Exercise aim: Where does the word "EventHub" occur in the data below? Copy each line that holds it.

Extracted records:
────────

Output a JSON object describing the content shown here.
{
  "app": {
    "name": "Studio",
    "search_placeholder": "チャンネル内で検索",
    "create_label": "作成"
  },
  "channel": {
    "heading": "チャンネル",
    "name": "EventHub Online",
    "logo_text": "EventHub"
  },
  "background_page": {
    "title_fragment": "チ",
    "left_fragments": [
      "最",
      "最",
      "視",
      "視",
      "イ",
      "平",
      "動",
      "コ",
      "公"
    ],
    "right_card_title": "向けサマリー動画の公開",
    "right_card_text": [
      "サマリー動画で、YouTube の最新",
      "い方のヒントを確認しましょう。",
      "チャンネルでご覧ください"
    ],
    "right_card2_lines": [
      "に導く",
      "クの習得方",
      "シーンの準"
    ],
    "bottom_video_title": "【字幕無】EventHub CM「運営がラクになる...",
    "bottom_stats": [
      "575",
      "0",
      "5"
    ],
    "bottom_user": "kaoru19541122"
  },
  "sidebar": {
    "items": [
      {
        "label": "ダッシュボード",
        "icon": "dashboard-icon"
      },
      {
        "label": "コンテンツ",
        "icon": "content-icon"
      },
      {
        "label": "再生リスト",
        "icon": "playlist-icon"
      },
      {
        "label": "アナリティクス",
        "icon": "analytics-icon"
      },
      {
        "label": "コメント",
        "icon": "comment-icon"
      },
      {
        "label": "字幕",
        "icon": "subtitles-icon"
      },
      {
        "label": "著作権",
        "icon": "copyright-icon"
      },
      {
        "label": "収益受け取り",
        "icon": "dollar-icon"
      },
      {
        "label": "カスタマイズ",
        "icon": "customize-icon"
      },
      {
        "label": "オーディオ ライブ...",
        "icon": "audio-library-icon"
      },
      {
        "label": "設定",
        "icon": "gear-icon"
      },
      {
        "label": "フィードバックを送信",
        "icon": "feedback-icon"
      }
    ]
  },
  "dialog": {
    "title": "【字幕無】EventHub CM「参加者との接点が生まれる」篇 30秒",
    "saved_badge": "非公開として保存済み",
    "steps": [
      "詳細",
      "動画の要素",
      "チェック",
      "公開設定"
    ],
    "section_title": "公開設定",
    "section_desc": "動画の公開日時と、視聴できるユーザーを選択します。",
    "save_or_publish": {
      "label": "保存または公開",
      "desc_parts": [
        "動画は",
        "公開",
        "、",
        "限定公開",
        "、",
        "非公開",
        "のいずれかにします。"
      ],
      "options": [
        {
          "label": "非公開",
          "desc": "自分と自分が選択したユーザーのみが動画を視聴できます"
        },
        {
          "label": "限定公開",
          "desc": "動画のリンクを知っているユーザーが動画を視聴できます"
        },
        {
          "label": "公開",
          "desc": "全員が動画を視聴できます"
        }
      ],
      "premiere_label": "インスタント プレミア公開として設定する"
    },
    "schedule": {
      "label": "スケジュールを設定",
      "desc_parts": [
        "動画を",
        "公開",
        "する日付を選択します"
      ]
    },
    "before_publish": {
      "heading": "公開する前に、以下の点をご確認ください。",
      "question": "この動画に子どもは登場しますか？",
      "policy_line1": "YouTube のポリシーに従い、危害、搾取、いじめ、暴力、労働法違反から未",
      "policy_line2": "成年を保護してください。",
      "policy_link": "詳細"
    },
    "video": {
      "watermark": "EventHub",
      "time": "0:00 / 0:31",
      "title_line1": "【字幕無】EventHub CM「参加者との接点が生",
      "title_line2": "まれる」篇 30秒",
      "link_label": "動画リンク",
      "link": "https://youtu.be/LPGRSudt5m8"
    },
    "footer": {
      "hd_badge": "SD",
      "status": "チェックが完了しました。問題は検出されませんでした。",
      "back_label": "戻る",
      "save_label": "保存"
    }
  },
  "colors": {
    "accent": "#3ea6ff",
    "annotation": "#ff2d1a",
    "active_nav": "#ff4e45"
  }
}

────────

Your response:
    "name": "EventHub Online",
    "logo_text": "EventHub"
    "bottom_video_title": "【字幕無】EventHub CM「運営がラクになる...",
    "title": "【字幕無】EventHub CM「参加者との接点が生まれる」篇 30秒",
      "watermark": "EventHub",
      "title_line1": "【字幕無】EventHub CM「参加者との接点が生",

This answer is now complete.